Of all the original protections around the Old Quarter in Hanoi, only the East Gate remains. The fortified walls and ramparts aren’t needed anymore in this modern world of globalised commerce. The Mongol hordes and ambitious warlords of the past are long gone – replaced by investors, free trade, and transnational corporations. Vietnam’s resurgent economy has brought about incredible change in this country, but on Hanoi’s 36 Streets, the past and present still meet to do business.
The area around the Hoan Kiem Lake in the centre of Hanoi has always been home to the powerful. For almost two thousand years, artisans and traders from villages around the region have sold their goods here. They built their homes together because they came from the same place. They were communities of silk, bamboo, silver, brass and so much more. The streets were named for what they sold.The artisans formed guilds and built temples to honour their founders and patron saints. As time passed and the city grew, the varying communities squeezed together, forced to operate in thin houses with barely any storefront real estate. Today, there are more than 70 streets in the area still commonly referred to as 36 Streets. While some streets remain true to their past, much of the area has kept with the times. There are shops selling electric lights, fabricated aluminium kitchenware, the latest fashion and souvenirs for the thousands of foreigners who stroll through every day. The shopkeepers are savvy to the changing business climate. Artisans used to make their goods in the back areas of their shops. Now, traders dominate the area. Most of the manufacturing these days is done in factories, or sweat shops in cheaper districts on the outskirts of the city. Some streets are more famous than others. Hàng Bạc is where silversmiths once poured ingots for the kings. Today, it’s filled with jewellery shops, money exchanges and backpacker hostels. Hàng Đào’s name refers to the pink flowers littering the ground during Lunar New Year, or Tết. It was a popular colour for the silks that made the street famous. Now, it’s lined with modern clothing shops. Hàng Quạt got its name from handheld fans, popular in the days before electricity and air conditioning. These days though, the shops sell altars and decorative brass pieces instead.
Even though tourism has changed much of the Old Quarter, bringing in hotels, travel agencies and Western bars, the area represents a wonderful link between the past and the present.
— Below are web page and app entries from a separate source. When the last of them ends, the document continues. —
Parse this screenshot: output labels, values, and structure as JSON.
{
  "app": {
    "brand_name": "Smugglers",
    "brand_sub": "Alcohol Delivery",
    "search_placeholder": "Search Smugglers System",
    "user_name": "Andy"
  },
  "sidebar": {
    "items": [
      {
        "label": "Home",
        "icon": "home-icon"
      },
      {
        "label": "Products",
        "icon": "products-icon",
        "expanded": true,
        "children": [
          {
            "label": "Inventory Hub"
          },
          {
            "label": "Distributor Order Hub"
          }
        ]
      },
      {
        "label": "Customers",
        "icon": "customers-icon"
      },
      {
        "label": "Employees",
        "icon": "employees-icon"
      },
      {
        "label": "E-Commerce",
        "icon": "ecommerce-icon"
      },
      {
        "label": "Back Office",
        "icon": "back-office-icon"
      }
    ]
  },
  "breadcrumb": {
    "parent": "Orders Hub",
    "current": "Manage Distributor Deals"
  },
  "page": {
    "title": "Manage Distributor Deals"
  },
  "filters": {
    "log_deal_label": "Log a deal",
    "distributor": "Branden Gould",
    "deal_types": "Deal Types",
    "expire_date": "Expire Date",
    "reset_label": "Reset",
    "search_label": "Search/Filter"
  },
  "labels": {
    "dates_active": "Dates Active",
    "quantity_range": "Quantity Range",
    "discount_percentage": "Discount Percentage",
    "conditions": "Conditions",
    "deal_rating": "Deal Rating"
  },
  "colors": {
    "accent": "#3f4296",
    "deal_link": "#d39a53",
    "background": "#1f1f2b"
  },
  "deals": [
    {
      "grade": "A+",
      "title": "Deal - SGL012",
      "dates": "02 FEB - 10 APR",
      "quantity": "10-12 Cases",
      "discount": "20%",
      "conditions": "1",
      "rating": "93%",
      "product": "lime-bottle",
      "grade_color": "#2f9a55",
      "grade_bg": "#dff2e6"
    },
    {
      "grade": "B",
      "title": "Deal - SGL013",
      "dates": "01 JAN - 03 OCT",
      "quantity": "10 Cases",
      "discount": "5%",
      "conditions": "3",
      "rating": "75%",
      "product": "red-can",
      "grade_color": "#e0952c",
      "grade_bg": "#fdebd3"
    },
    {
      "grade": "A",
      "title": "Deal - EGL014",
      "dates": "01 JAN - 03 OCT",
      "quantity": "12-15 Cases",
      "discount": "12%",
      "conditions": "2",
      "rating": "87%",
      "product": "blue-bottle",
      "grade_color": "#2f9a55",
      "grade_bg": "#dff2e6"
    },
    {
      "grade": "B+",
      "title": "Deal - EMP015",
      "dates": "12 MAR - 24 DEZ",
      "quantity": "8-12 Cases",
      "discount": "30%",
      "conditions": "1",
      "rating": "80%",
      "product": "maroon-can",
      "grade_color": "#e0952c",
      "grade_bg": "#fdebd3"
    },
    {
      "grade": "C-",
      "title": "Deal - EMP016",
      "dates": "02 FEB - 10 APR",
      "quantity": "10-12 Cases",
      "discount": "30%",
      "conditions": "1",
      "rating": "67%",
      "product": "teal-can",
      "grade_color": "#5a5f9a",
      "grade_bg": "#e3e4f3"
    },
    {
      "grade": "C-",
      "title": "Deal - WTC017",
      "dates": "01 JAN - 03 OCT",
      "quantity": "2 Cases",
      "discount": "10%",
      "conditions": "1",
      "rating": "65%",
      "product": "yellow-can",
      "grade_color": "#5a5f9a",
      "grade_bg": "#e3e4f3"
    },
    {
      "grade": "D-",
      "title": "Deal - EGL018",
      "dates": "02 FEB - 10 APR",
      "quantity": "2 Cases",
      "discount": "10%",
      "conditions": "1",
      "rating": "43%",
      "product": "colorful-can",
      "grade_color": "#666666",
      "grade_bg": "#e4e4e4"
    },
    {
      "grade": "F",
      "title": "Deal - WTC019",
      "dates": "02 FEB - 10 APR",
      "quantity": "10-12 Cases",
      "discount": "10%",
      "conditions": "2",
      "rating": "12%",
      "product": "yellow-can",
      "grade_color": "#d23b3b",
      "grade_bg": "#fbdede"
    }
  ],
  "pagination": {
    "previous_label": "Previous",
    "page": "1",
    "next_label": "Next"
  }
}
And, for all the history and culture and new faces coming in every hour on international flights, there’s still that sense of a vibrant community here – where meals are tasty and cheap and the people are doing what they can to make a living. It’s still wonderfully Vietnamese.